Taiwan applied to join the new Asian Infrastructure Investment Bank, a rival to the World Bank that has been devised and will be unofficially led by China. More than 40 countries, including Britain, Germany and Russia, have signed up to the AIIB, despite American misgivings about its openness and creditworthiness.
After some delay, China announced it would implement a deposit-insurance scheme starting on May 1. By setting limits to the protection of savers, this is an important advance in the government's promise to liberalize the financial system and encourage competition among banks. The scheme will insure bank deposits of up to $81,000, which should cover up to 98 percent of accounts.
The Bank of England published the criteria for this year's stress tests of seven big banks, which must demonstrate that they have adequate capital to withstand hypothetical economic shocks. The new tests place less emphasis on how the banks would respond to an economic meltdown in Britain and more on global risks.
Charter Communications announced a takeover of Bright House Networks for $10.4 billion. Charter will be America's second-biggest cable operator after the deal closes.

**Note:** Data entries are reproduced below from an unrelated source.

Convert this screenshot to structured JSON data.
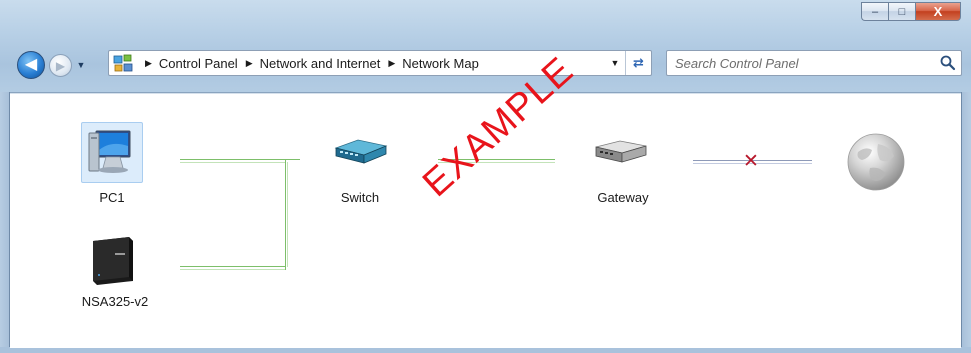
{
  "window": {
    "caption_buttons": {
      "minimize": "–",
      "maximize": "□",
      "close": "X"
    }
  },
  "navigation": {
    "back_icon": "back-arrow-icon",
    "forward_icon": "forward-arrow-icon",
    "breadcrumbs": [
      "Control Panel",
      "Network and Internet",
      "Network Map"
    ],
    "search_placeholder": "Search Control Panel"
  },
  "map": {
    "nodes": {
      "pc1": "PC1",
      "nas": "NSA325-v2",
      "switch": "Switch",
      "gateway": "Gateway",
      "internet_icon": "globe-icon"
    },
    "connection_colors": {
      "wired": "#7dbf6a",
      "broken_link": "#8e9ab8",
      "broken_mark": "#b8182c"
    },
    "watermark": "EXAMPLE"
  }
}
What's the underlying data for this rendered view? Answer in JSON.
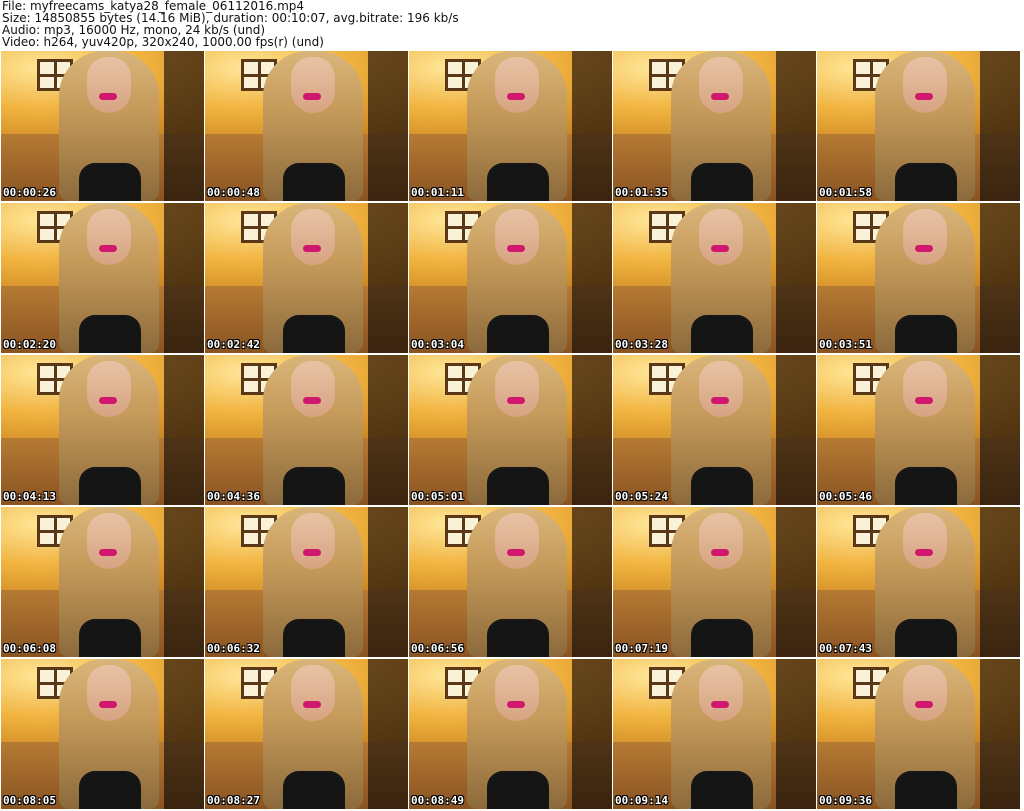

The corruption scandal that has engulfed Petrobras, Brazil's state-controlled oil giant, continued to reverberate, as OAS, a Brazilian conglomerate, sought bankruptcy protection for nine of its businesses. After police raided its headquarters last year as part of the investigation into Petrobras, OAS struggled to refinance its debt and raise capital. Investigators also revealed a new scandal involving a corporate-tax agency that may be even bigger than the one at Petrobras.
The legal battle between Hewlett-Packard and former executives at Autonomy rumbled on. HP alleges that Autonomy provided it with misleading accounts ahead of an ill-fated $11.1 billion takeover in 2011. For the first time HP directly sued Mike Lynch, Autonomy's founder, and Sushovan Hussain, its former chief financial officer, seeking $5 billion in damages. Lynch said he would countersue.
Japan recorded zero inflation in February, according to a key measure from the Bank of Japan that excludes last year's increase in the sales tax (overall consumer prices rose by 2 percent from the same month last year). The news raised fears that Japan may slip back into deflation.
Consumer prices in the eurozone fell by 0.1 percent in March from a year earlier. It was the currency bloc's fourth consecutive month of deflation, though it was an improvement on February's inflation rate of minus 0.3 percent.
The British economy grew at a faster pace last year than had been thought. A second estimate found GDP expanding by 2.8 percent in 2014, compared with the 2.6 percent that had been previously published. The news was welcomed by the government in the first official week of campaigning ahead of a general election on May 7.
Muhammadu Buhari, a former military dictator supposedly turned democrat, was elected president of Nigeria, defeating the incumbent, Goodluck Jonathan, who graciously accepted the result. Unless wide-scale violence erupts, it will be the first time a Nigerian president has been more or less peacefully ousted at the ballot box.
The U.N. warned that Yemen is nearing a "total collapse," as a coalition of 10 countries continued a campaign of airstrikes in support of the Yemeni government against Houthi rebels. Heavy fighting was reported in the streets of Aden between the rebels and militiamen and Sunni tribesmen loyal to the embattled president, Abd Rabbo Mansour Hadi.
The center-right UMP, led by Nicolas Sarkozy, a former president, and its conservative allies came first in the second round of French local elections. The far-right National Front also made sweeping gains in what was another very bad election night for the ruling Socialist government of Francois Hollande.
Peru's prime minister, Ana Jara, resigned along with the rest of the cabinet after being censured in Congress. The opposition held her responsible for failing to supervise the country's intelligence agency, which allegedly spied on thousands of Peruvians, including businessmen, journalists and opposition politicians.